--- Task description ---
Among the entries that follow, some lines contain the word "corner". Show all of them.

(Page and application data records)
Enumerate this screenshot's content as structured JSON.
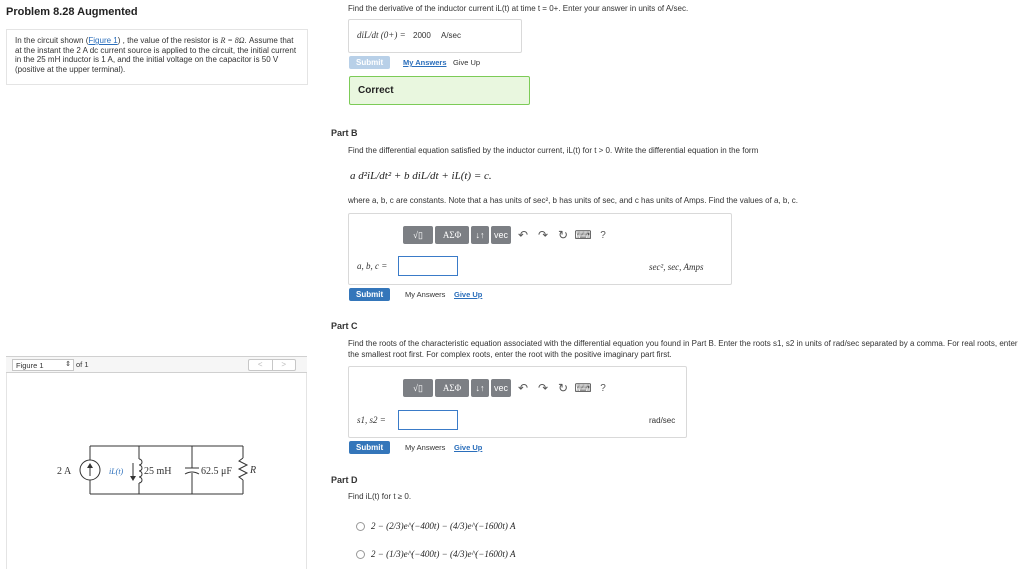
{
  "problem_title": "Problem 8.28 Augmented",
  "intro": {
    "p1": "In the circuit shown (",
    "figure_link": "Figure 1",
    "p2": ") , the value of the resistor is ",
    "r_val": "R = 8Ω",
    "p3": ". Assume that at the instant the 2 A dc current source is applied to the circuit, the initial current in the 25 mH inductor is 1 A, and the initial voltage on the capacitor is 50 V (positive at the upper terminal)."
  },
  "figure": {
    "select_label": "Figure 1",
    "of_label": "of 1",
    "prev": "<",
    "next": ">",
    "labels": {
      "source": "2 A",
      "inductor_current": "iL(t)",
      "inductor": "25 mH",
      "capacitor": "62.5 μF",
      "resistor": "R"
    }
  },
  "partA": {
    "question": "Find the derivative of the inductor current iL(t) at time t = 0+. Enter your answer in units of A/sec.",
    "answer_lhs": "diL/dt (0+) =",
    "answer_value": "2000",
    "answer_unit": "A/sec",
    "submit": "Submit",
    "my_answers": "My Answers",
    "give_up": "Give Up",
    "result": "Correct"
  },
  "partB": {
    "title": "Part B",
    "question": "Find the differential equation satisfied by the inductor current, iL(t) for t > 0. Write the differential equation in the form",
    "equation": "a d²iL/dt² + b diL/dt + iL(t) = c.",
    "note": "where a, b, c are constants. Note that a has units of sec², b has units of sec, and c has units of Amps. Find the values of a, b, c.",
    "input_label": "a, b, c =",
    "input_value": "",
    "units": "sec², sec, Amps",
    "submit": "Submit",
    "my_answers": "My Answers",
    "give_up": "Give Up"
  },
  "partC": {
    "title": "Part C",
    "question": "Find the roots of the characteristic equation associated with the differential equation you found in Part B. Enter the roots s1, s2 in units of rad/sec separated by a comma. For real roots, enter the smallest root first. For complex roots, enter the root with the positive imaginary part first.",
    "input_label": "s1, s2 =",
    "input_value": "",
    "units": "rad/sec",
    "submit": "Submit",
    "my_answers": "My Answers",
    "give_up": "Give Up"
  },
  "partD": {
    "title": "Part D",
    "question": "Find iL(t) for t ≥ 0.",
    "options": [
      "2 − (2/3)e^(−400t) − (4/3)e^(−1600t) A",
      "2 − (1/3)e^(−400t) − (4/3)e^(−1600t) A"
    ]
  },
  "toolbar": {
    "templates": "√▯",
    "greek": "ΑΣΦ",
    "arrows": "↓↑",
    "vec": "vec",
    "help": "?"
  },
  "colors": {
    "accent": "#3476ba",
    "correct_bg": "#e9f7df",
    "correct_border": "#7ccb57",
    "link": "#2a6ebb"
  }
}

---

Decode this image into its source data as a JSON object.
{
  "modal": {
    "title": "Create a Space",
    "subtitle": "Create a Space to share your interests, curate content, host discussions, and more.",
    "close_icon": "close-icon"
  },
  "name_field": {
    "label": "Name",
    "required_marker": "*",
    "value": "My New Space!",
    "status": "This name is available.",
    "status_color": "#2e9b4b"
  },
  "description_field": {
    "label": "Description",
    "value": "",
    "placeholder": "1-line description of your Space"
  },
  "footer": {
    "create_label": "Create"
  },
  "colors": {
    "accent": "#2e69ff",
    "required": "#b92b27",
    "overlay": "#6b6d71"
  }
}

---

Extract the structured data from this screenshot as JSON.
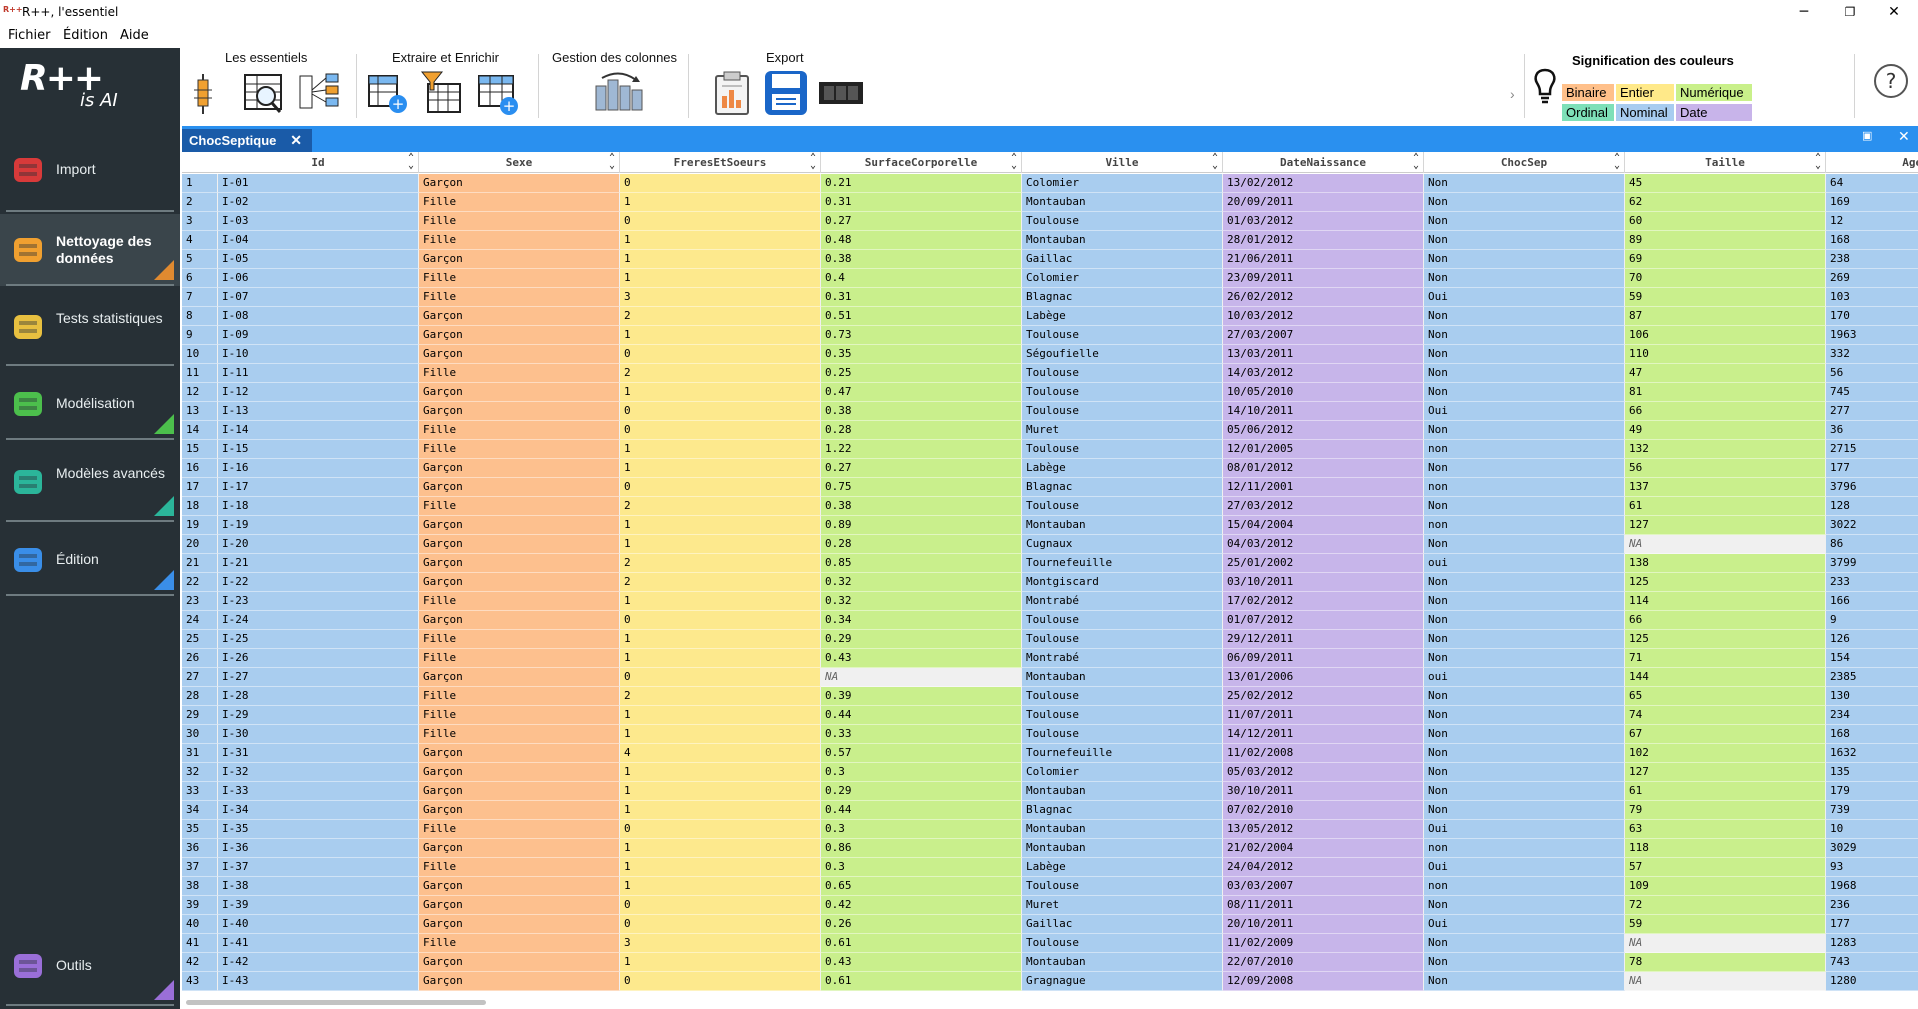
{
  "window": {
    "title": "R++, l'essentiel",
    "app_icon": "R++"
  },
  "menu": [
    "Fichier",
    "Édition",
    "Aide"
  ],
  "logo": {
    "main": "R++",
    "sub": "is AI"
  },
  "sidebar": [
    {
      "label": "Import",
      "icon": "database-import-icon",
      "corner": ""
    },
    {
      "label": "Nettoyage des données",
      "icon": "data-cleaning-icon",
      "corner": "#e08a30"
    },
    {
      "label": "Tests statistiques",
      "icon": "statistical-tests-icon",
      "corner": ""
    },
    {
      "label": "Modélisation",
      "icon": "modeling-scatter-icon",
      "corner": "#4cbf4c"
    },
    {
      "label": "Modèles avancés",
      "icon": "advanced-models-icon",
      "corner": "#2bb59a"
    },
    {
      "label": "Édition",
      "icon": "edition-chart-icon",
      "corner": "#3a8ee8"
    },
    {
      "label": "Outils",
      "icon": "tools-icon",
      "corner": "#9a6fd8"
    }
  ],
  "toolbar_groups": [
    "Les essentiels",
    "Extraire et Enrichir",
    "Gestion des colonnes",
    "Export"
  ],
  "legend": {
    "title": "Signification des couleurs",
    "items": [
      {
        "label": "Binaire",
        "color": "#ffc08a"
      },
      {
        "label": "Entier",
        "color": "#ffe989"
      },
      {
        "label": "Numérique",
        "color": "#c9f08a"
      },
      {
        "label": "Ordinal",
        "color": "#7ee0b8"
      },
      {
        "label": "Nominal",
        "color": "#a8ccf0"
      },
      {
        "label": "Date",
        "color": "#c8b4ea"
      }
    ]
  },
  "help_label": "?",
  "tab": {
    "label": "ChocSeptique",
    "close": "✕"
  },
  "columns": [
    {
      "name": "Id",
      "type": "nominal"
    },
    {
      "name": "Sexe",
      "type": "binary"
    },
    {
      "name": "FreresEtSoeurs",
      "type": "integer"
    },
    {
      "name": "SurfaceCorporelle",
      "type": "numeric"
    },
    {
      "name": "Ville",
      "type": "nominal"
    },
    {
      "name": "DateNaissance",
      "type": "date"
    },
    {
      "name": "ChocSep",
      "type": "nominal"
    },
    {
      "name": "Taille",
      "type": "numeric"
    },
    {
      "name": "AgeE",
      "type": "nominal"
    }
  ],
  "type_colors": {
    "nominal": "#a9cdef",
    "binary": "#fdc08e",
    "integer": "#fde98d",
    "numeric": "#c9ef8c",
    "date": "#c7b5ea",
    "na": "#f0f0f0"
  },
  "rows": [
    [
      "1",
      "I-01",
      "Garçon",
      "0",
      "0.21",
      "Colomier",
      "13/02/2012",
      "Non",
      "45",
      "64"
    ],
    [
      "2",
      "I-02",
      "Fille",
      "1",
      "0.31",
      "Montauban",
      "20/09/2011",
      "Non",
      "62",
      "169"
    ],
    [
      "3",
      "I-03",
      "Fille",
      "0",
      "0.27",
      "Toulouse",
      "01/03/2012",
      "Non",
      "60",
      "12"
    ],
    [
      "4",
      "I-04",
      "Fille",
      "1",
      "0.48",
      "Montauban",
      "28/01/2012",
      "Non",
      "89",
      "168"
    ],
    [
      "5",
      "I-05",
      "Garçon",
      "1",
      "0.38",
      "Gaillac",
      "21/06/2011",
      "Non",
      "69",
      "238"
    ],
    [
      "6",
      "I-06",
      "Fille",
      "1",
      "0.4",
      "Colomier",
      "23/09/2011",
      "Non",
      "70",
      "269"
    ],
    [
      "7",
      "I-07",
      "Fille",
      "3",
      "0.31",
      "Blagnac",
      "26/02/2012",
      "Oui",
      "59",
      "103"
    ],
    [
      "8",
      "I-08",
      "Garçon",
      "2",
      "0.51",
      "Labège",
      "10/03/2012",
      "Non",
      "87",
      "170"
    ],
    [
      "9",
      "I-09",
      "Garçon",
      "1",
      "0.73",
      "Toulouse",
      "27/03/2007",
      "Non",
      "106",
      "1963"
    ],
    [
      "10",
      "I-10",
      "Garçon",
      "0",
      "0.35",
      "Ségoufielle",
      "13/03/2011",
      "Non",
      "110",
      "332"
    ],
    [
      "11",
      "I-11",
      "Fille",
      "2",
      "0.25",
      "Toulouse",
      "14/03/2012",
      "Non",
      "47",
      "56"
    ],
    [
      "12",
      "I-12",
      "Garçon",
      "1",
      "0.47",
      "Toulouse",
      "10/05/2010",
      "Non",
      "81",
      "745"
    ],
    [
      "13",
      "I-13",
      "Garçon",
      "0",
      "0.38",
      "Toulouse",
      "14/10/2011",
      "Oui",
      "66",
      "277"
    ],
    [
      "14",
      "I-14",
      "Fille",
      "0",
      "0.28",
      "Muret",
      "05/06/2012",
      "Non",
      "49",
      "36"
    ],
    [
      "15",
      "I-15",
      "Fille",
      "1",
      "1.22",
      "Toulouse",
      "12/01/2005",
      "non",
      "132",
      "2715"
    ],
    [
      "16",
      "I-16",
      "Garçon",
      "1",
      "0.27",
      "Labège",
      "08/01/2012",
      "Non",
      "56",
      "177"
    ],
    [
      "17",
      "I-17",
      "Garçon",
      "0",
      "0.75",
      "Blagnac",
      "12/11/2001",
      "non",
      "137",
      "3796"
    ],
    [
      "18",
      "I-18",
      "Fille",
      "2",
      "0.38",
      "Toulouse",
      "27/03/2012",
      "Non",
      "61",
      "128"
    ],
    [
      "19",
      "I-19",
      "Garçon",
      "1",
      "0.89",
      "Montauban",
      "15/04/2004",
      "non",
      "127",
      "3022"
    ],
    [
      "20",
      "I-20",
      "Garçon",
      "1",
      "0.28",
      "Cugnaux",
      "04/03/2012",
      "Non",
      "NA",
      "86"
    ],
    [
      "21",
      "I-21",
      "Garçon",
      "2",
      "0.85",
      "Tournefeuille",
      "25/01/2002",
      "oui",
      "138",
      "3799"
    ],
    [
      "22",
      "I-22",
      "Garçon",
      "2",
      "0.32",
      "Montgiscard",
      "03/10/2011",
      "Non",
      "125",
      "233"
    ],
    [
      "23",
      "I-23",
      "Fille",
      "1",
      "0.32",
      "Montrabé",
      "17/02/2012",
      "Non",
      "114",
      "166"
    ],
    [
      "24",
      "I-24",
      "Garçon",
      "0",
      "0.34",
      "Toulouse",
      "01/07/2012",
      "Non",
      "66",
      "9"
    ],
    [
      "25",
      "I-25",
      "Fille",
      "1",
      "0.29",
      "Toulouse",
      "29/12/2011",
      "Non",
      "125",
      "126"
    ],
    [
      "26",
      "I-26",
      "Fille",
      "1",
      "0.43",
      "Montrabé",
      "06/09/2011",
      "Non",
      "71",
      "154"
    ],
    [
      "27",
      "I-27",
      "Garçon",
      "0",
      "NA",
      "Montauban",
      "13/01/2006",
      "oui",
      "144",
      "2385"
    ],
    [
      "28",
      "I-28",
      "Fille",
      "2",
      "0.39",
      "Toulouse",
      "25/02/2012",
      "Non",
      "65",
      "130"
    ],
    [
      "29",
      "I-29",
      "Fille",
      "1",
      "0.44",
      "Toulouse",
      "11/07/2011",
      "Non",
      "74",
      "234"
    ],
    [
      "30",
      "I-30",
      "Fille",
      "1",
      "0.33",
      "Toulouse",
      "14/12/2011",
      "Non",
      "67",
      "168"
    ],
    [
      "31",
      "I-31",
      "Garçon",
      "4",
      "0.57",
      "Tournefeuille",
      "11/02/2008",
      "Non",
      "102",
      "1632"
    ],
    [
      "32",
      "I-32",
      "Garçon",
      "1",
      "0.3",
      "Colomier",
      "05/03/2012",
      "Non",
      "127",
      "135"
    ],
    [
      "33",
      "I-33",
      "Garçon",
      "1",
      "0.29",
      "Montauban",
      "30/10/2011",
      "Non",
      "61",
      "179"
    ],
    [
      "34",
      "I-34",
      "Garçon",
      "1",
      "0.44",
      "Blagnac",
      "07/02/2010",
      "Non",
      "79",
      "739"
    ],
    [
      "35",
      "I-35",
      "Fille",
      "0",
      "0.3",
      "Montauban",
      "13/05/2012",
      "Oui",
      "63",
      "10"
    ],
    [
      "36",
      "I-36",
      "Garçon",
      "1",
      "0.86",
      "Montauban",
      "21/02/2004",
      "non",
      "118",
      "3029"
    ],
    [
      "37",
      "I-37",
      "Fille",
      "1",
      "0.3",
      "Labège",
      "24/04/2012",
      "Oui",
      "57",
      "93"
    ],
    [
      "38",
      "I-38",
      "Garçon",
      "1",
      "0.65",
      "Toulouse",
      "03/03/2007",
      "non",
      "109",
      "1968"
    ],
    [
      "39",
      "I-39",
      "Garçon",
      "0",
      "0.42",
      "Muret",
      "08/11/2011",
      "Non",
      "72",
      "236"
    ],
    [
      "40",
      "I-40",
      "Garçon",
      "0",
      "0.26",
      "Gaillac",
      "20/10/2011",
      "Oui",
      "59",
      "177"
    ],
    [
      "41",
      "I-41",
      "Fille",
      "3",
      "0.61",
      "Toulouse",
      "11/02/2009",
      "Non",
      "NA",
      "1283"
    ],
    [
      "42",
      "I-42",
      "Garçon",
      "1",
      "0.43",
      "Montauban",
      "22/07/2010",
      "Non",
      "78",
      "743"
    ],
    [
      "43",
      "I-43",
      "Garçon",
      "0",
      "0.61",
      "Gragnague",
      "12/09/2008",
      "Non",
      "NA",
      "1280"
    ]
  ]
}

--- Your solution ---
      "corner": ""
      "corner": "#e08a30"
      "corner": ""
      "corner": "#4cbf4c"
      "corner": "#2bb59a"
      "corner": "#3a8ee8"
      "corner": "#9a6fd8"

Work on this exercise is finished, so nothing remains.